[Component data from apps and pages]
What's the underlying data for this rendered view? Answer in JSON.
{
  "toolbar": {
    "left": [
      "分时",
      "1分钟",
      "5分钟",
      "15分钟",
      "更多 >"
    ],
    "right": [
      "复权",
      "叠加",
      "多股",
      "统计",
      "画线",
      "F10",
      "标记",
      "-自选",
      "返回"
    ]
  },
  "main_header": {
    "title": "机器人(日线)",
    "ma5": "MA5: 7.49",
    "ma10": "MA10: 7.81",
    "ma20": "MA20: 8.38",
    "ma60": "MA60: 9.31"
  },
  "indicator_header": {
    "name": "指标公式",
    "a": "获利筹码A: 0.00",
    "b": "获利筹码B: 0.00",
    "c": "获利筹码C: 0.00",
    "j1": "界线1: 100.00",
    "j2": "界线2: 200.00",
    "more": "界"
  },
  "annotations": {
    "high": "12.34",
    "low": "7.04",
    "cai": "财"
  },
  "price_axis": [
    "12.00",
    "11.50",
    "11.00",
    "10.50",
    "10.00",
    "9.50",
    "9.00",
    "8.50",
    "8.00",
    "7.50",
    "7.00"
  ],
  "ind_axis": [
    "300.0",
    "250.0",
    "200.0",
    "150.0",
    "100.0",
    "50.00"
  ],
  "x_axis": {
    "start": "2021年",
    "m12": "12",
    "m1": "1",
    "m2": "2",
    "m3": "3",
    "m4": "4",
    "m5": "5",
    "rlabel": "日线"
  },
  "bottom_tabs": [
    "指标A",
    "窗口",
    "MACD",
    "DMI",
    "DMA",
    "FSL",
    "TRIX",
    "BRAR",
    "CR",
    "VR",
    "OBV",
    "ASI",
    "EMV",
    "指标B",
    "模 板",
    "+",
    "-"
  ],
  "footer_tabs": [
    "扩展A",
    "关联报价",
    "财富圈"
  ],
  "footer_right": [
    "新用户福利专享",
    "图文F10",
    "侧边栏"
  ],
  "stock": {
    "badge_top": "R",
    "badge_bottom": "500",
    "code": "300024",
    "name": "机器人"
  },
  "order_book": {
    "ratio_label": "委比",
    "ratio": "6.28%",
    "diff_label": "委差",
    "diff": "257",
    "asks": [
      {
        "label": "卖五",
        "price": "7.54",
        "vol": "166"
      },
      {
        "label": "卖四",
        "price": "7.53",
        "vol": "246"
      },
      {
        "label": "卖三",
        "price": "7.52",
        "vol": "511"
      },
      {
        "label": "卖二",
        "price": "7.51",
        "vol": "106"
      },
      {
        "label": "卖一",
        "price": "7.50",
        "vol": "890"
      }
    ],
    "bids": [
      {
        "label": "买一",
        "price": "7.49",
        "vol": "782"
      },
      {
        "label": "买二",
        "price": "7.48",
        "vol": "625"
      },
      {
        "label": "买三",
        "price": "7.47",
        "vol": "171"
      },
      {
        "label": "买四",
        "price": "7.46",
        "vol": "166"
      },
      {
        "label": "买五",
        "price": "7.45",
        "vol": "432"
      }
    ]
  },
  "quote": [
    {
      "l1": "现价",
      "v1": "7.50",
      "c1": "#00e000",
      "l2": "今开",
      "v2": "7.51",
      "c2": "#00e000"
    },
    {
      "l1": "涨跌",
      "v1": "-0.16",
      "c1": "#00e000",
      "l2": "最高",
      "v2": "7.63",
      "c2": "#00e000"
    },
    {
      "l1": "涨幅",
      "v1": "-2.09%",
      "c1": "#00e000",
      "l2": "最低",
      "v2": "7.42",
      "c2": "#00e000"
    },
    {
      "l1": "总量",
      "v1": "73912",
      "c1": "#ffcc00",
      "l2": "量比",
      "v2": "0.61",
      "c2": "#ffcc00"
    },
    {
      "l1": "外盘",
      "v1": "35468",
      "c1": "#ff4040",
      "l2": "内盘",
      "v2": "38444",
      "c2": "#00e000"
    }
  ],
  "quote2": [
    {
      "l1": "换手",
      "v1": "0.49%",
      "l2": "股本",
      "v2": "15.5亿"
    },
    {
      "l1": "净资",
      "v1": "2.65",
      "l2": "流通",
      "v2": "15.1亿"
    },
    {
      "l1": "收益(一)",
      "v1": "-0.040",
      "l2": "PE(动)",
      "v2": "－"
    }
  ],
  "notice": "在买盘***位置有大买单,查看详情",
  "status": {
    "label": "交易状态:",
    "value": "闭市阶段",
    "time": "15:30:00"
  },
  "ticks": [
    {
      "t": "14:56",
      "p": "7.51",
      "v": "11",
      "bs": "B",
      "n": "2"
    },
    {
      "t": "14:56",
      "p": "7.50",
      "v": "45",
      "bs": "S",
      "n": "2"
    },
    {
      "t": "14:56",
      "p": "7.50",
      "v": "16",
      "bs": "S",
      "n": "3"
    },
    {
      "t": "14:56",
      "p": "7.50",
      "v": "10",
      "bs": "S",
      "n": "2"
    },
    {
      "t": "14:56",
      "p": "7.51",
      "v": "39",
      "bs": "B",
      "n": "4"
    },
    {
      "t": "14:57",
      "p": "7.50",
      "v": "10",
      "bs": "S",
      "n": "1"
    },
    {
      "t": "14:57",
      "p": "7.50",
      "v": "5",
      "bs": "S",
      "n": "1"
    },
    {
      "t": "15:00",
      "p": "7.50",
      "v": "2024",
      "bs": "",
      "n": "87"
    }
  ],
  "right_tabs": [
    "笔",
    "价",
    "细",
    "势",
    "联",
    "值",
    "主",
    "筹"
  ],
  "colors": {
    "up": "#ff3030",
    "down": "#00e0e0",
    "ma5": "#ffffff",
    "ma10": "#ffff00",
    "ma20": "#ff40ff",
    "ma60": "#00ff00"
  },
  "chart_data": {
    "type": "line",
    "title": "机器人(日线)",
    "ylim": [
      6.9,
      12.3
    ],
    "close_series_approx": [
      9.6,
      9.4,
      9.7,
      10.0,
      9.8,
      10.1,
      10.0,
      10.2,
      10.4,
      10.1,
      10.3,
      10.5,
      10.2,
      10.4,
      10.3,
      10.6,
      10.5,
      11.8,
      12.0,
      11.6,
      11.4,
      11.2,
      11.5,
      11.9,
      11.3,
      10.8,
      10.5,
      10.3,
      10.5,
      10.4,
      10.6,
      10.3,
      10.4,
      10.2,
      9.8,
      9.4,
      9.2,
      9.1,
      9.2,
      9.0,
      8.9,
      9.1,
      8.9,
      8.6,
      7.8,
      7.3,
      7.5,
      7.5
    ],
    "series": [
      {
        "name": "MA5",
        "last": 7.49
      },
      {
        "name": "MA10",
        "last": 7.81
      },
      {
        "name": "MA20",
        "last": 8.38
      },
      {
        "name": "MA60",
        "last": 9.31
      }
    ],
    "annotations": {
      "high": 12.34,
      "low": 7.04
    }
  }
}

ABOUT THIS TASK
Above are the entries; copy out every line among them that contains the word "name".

ANSWER FOR THIS EXERCISE
    "name": "指标公式",
    "name": "机器人"
        "name": "MA5",
        "name": "MA10",
        "name": "MA20",
        "name": "MA60",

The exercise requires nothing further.